Goal of the exercise: Match the string "this" against each line below, and copy every line that matches.
- - - - - - -
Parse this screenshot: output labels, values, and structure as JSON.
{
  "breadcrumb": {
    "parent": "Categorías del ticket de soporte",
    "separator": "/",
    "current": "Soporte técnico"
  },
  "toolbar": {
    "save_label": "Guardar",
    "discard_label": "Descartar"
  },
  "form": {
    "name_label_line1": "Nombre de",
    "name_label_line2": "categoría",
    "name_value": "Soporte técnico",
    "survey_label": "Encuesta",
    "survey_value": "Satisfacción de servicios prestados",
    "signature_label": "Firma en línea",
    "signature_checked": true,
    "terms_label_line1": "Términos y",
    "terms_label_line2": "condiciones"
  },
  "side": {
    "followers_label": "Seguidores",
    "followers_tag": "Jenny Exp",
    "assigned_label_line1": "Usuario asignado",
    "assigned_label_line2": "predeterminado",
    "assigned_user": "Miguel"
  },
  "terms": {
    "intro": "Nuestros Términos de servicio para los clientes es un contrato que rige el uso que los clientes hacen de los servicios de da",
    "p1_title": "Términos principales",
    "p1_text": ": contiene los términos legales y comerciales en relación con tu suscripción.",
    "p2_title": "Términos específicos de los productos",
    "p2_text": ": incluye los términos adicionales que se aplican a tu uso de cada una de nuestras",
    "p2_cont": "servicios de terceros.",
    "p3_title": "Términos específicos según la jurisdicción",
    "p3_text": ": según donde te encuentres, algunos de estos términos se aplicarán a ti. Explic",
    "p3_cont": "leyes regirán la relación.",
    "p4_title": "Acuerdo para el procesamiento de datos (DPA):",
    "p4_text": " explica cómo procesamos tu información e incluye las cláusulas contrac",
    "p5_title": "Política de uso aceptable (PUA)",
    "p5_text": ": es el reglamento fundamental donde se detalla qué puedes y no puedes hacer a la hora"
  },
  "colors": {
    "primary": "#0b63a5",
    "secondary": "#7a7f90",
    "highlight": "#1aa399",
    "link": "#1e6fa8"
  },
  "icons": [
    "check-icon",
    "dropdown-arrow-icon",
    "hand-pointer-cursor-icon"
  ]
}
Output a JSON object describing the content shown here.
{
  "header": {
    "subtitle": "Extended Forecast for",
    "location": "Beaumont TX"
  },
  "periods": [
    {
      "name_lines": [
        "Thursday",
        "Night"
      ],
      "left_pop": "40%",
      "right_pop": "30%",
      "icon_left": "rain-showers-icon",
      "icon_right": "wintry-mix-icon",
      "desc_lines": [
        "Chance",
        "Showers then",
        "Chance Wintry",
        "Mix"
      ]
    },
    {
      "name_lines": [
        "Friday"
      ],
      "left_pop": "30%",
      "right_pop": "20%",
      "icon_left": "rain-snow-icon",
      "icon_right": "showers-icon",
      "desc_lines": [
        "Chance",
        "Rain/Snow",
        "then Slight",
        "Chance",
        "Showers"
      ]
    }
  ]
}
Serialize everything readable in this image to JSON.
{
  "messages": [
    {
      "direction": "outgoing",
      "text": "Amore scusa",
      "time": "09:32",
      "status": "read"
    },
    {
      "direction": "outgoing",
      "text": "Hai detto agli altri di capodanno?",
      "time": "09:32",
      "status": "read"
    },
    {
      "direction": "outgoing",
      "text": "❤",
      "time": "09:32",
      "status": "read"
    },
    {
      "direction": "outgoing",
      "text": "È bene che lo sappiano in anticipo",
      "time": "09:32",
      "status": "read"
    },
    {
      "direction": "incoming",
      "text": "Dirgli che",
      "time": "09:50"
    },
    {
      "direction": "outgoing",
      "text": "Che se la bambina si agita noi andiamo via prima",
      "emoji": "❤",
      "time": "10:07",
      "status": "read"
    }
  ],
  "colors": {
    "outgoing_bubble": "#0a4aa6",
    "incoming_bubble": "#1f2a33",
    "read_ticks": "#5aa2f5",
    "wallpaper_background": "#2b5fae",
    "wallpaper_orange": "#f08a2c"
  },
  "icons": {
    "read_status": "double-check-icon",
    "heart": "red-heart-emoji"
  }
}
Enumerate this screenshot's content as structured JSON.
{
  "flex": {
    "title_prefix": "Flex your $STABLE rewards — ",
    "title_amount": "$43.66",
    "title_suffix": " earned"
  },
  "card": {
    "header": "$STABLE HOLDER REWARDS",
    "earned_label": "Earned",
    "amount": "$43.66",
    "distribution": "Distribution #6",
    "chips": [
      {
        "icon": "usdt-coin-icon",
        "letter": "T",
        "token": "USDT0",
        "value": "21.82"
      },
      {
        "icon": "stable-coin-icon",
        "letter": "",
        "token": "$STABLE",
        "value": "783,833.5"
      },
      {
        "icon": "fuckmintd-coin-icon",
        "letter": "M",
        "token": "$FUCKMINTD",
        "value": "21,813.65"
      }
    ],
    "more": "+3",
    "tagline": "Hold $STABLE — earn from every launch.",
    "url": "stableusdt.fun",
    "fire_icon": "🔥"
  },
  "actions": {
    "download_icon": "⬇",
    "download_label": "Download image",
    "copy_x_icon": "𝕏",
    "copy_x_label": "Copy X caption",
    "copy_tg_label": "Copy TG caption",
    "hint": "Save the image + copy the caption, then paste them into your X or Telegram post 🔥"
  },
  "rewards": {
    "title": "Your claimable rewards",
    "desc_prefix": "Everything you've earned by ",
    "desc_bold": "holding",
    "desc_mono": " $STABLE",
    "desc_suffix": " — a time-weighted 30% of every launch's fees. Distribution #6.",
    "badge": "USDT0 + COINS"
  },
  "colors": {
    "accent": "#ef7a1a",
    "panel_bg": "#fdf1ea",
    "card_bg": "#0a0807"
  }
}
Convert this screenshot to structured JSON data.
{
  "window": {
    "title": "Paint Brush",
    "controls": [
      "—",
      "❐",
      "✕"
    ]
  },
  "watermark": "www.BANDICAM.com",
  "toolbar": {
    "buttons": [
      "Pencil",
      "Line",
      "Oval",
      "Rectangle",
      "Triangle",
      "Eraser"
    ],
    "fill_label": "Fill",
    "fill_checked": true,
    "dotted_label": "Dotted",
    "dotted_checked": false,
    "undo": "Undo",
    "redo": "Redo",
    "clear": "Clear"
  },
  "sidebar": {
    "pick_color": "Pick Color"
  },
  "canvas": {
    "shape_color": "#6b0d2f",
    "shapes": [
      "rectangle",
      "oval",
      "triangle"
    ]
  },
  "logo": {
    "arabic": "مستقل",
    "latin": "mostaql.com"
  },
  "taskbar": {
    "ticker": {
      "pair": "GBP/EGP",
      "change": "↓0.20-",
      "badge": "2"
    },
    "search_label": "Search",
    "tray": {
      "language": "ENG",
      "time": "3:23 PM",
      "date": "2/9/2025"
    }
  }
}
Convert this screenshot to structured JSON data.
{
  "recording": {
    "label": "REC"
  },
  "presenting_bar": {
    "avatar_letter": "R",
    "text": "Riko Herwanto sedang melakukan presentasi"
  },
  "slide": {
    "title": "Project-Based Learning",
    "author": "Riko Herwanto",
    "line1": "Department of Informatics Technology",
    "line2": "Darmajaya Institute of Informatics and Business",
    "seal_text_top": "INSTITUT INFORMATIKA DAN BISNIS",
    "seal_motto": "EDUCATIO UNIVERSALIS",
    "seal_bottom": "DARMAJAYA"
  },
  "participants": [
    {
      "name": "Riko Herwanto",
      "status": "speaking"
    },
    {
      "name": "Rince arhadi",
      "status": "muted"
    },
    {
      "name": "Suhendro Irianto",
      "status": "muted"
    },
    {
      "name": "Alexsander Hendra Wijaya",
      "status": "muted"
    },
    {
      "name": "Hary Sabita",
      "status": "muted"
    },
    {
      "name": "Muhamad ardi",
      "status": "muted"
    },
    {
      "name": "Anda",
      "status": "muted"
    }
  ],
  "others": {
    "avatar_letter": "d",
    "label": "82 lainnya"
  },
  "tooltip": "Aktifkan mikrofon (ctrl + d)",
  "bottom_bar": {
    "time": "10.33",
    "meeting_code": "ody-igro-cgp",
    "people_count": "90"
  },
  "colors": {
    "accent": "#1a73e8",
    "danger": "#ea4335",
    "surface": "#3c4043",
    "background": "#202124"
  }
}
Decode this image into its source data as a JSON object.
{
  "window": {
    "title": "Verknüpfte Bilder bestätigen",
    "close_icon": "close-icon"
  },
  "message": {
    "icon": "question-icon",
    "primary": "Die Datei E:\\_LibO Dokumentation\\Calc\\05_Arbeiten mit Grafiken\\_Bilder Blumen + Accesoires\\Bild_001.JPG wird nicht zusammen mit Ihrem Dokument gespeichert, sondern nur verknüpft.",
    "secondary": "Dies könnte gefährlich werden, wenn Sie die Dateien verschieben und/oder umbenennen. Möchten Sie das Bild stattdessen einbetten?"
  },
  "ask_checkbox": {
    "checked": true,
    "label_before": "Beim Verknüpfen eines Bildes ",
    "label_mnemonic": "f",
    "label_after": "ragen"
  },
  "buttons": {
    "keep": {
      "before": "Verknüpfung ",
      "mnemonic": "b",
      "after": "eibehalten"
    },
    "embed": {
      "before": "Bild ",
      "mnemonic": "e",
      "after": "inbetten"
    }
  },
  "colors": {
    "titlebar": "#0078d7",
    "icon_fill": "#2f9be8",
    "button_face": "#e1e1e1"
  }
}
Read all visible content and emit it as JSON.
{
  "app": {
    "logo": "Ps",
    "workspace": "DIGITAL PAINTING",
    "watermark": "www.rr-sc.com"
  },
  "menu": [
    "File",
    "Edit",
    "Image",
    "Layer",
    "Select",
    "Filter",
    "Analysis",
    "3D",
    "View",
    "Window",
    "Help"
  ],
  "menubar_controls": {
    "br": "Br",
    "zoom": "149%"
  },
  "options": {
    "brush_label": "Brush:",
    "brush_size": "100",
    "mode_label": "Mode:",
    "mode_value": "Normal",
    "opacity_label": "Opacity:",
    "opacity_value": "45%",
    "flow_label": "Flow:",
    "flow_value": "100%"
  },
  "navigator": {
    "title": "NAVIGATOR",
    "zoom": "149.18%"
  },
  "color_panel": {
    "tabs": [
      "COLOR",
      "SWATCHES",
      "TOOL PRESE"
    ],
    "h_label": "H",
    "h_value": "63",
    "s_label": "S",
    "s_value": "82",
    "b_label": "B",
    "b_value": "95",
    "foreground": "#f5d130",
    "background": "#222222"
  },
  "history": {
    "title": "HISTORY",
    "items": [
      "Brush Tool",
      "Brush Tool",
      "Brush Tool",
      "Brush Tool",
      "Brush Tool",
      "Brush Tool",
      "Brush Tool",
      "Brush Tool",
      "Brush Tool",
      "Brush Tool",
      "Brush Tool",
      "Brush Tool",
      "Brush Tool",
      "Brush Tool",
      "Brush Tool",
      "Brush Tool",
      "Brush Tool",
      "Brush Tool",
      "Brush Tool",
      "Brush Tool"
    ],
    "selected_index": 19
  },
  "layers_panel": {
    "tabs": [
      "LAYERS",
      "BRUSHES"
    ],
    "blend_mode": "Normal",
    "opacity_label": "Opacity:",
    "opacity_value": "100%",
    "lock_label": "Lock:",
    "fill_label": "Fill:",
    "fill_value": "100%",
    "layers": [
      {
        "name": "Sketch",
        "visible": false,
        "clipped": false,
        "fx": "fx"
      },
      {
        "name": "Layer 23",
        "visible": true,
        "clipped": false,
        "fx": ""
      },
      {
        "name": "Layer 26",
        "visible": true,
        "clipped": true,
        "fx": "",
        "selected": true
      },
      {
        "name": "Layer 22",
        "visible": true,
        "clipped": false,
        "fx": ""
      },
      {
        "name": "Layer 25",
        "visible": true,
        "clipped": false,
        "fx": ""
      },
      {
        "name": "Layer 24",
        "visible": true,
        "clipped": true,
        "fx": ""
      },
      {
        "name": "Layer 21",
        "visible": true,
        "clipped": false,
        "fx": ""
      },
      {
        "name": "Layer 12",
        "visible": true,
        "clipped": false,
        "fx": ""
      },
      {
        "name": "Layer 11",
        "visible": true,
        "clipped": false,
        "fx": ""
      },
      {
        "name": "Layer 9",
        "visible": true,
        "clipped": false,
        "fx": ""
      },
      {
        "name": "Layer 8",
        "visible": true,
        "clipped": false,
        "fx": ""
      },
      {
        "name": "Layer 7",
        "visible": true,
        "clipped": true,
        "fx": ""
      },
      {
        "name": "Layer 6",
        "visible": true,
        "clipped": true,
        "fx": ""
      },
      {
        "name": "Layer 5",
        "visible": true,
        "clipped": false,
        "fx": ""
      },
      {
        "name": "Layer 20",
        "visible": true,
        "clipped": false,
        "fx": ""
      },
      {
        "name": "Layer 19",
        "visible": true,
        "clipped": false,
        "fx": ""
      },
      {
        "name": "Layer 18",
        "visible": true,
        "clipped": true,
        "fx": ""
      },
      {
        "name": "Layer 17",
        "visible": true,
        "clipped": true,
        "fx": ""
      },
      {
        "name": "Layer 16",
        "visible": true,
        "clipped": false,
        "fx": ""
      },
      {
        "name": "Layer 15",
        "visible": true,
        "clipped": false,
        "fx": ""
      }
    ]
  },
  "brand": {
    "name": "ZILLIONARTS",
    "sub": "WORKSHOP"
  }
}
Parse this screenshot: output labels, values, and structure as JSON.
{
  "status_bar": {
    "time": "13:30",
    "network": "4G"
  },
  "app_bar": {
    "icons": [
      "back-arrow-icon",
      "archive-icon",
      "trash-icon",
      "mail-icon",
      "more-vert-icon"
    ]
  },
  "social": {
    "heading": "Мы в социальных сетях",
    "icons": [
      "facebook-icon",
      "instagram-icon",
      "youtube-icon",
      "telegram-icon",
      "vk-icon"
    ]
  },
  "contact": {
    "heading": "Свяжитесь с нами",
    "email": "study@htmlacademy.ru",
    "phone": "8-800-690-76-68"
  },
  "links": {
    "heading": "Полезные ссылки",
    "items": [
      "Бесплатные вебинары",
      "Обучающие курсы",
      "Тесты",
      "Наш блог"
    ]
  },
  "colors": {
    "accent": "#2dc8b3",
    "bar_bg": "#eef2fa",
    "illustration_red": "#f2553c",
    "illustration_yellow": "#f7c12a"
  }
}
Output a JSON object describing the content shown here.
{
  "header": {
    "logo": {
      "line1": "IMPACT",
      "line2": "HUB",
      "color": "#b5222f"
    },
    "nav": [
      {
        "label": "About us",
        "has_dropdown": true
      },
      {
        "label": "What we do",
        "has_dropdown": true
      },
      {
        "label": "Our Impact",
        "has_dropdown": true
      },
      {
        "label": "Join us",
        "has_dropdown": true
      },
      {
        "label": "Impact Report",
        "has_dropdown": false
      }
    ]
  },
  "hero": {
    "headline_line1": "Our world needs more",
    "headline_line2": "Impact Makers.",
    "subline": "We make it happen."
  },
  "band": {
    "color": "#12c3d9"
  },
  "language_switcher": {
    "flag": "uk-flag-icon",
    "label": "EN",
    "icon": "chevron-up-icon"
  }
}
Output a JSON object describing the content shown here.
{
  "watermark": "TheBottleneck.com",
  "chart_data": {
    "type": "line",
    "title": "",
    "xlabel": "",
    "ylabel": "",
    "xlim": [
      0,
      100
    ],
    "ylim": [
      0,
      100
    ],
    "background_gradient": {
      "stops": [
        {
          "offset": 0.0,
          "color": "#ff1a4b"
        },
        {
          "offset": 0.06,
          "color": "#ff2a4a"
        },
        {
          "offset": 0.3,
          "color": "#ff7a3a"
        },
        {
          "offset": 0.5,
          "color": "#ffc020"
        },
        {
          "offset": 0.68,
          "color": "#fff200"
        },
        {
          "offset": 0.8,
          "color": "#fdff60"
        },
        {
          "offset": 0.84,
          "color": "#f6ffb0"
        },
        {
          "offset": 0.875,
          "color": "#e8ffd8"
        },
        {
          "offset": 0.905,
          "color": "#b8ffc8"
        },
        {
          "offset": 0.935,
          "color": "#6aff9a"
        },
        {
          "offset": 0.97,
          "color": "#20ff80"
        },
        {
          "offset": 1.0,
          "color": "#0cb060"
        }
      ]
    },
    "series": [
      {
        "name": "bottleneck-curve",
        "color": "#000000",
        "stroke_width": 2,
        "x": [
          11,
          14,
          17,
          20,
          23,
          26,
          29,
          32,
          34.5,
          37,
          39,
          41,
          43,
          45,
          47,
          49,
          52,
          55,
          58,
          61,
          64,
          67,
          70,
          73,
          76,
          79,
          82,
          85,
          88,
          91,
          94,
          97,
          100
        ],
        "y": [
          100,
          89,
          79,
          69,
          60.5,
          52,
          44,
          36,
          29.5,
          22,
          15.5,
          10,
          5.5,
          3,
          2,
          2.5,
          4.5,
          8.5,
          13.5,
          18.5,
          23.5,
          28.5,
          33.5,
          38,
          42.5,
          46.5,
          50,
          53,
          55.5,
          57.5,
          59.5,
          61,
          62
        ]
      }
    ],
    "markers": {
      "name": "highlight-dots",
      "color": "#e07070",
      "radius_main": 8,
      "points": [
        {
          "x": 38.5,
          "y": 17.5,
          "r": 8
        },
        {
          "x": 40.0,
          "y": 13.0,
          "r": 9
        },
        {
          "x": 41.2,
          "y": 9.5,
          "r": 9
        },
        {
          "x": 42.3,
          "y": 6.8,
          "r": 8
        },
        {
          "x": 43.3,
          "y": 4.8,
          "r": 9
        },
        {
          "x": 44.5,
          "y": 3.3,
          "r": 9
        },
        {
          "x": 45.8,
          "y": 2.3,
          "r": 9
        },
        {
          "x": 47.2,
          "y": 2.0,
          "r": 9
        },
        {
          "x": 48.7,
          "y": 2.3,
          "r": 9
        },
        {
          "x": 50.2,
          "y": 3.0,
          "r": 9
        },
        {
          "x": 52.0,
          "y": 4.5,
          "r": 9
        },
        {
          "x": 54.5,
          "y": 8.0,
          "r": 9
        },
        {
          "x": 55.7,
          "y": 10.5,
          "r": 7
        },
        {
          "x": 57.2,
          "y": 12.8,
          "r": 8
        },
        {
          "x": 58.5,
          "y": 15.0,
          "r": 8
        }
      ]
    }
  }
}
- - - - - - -
Completed exercise:
Parse this screenshot: output labels, values, and structure as JSON.
Serialize everything readable in this image to JSON.
Enumerate this screenshot's content as structured JSON.
Convert this screenshot to structured JSON data.
Convert this screenshot to structured JSON data.
Decode this image into its source data as a JSON object.
Parse this screenshot: output labels, values, and structure as JSON.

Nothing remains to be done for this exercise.